• [Exercise aim]:
Your answer should be each line of the entries that contains the word "战场模式", copied in full.

• [Data for this task]:
==========
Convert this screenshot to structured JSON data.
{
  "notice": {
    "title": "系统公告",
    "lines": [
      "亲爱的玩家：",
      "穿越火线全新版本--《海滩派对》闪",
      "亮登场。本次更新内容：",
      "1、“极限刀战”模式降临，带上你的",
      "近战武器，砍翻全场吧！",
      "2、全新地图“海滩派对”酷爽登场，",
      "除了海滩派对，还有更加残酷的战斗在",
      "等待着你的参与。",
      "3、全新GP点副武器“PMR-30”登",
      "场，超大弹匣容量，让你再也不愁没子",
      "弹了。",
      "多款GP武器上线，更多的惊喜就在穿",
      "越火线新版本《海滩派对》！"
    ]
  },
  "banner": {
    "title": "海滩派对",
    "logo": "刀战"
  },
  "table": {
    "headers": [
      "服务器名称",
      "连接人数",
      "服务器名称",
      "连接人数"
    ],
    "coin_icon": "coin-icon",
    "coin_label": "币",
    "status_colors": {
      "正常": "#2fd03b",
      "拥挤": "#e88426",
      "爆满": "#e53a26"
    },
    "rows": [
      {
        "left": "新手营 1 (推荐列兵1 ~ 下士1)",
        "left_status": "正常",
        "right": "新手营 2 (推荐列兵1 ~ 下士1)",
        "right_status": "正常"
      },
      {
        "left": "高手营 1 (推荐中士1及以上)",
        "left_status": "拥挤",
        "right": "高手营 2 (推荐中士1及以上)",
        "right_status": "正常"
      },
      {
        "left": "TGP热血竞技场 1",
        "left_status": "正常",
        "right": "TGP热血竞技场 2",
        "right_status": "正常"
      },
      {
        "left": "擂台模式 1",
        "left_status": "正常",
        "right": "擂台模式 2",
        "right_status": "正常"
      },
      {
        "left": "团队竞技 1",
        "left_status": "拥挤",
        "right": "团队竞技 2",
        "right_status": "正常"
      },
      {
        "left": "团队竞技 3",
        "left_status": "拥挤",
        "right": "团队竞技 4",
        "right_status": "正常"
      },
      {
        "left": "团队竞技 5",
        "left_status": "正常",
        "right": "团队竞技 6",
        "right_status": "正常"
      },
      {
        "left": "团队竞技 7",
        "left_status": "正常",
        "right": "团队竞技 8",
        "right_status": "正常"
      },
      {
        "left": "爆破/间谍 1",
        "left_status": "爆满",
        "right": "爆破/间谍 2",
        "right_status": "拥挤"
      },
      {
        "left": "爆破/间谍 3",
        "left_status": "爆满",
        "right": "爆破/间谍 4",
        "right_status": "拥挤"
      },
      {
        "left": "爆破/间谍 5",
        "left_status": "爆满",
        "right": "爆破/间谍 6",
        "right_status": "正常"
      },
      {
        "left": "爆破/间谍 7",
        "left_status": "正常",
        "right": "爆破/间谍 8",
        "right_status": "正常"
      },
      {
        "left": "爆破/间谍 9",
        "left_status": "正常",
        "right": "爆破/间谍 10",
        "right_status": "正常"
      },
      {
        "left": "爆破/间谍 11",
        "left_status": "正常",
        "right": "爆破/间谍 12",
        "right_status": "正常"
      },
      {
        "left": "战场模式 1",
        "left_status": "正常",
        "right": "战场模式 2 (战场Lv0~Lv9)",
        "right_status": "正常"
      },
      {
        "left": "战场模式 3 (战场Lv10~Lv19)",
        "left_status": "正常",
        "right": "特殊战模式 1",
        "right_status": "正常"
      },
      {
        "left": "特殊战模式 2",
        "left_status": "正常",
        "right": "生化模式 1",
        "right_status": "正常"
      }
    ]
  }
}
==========
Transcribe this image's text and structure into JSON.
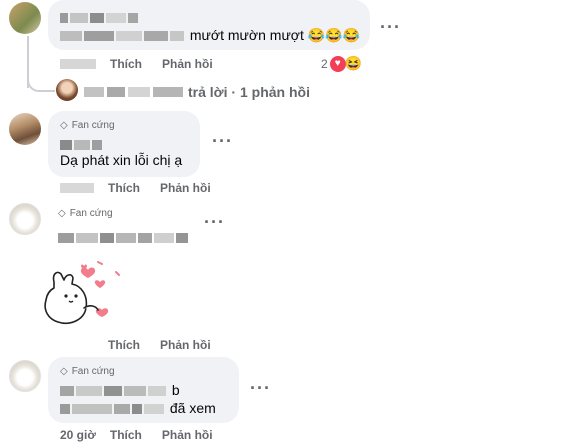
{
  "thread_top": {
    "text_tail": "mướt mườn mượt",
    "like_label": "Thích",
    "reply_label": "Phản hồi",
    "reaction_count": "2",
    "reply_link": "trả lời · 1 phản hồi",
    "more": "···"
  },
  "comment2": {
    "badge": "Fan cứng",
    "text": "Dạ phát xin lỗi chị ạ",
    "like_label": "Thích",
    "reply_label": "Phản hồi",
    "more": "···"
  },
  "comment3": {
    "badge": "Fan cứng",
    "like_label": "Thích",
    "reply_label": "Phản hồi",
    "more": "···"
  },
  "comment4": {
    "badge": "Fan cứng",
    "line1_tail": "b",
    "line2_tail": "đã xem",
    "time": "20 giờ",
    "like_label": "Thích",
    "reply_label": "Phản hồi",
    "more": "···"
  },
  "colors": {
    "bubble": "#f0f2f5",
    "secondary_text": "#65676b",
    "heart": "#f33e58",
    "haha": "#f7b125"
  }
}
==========
• [Task solution]:
        "left": "战场模式 1",
        "right": "战场模式 2 (战场Lv0~Lv9)",
        "left": "战场模式 3 (战场Lv10~Lv19)",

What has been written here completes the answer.